Top of Excerpted data
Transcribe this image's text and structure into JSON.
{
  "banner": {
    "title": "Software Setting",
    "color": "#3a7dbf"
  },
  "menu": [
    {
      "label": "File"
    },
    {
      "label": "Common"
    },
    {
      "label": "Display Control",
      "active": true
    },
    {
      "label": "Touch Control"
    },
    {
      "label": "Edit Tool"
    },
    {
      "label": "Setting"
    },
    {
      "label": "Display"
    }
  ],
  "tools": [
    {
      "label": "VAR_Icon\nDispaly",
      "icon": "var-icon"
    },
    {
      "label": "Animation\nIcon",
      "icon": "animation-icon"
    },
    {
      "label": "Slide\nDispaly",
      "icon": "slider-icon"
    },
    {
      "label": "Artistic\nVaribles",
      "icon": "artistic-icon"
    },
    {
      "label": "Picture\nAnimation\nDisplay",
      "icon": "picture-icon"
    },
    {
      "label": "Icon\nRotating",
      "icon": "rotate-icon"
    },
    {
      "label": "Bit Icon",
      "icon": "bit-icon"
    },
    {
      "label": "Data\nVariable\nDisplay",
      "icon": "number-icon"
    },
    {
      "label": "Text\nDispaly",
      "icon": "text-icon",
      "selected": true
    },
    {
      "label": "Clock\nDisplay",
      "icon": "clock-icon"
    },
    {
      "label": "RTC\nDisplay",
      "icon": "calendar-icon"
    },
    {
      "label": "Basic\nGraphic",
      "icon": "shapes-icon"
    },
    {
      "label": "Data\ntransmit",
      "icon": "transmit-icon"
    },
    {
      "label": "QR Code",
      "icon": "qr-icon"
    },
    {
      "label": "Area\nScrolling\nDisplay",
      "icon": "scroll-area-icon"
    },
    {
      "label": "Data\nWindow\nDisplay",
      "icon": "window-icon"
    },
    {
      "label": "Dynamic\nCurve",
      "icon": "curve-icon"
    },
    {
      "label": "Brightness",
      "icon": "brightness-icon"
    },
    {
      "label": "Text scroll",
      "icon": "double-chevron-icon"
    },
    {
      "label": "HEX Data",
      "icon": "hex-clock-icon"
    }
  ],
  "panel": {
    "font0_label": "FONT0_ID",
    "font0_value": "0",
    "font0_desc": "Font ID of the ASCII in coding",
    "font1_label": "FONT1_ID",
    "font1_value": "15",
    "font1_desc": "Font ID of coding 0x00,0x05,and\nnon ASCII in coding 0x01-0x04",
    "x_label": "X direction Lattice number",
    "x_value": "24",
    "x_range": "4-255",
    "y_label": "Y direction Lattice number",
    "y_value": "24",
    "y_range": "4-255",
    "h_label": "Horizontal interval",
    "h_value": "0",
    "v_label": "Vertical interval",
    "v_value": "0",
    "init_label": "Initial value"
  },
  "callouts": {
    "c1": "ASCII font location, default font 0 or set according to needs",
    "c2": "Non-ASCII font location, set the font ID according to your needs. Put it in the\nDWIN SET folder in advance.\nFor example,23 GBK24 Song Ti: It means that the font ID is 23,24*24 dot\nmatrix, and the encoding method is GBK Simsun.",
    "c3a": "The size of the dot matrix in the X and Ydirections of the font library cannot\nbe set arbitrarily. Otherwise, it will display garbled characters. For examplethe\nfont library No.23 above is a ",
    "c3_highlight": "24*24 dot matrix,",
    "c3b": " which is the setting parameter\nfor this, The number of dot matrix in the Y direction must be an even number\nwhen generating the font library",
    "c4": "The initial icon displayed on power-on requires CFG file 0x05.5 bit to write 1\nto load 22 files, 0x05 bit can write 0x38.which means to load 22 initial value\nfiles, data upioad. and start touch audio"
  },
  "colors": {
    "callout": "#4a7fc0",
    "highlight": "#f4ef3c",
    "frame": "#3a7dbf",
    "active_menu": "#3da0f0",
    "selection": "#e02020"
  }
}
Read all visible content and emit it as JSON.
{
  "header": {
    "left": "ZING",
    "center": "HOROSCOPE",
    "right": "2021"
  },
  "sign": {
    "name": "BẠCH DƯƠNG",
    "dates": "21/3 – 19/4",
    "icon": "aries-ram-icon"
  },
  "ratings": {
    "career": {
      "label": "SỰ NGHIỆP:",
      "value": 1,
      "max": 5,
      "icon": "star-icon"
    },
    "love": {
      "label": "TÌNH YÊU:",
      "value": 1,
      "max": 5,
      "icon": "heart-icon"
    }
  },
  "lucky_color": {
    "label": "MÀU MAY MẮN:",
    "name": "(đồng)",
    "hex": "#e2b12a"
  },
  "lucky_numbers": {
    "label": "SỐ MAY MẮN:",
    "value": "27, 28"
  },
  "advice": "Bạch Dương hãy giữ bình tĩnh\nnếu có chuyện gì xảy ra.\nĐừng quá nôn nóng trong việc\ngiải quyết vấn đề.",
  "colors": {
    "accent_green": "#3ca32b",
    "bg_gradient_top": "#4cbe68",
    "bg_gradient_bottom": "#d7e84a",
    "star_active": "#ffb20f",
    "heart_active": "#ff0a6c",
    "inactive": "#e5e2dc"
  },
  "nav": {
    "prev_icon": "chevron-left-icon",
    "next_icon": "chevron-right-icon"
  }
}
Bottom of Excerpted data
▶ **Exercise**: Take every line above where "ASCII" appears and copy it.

▶ **Final answer**:
    "font0_desc": "Font ID of the ASCII in coding",
    "font1_desc": "Font ID of coding 0x00,0x05,and\nnon ASCII in coding 0x01-0x04",
    "c1": "ASCII font location, default font 0 or set according to needs",
    "c2": "Non-ASCII font location, set the font ID according to your needs. Put it in the\nDWIN SET folder in advance.\nFor example,23 GBK24 Song Ti: It means that the font ID is 23,24*24 dot\nmatrix, and the encoding method is GBK Simsun.",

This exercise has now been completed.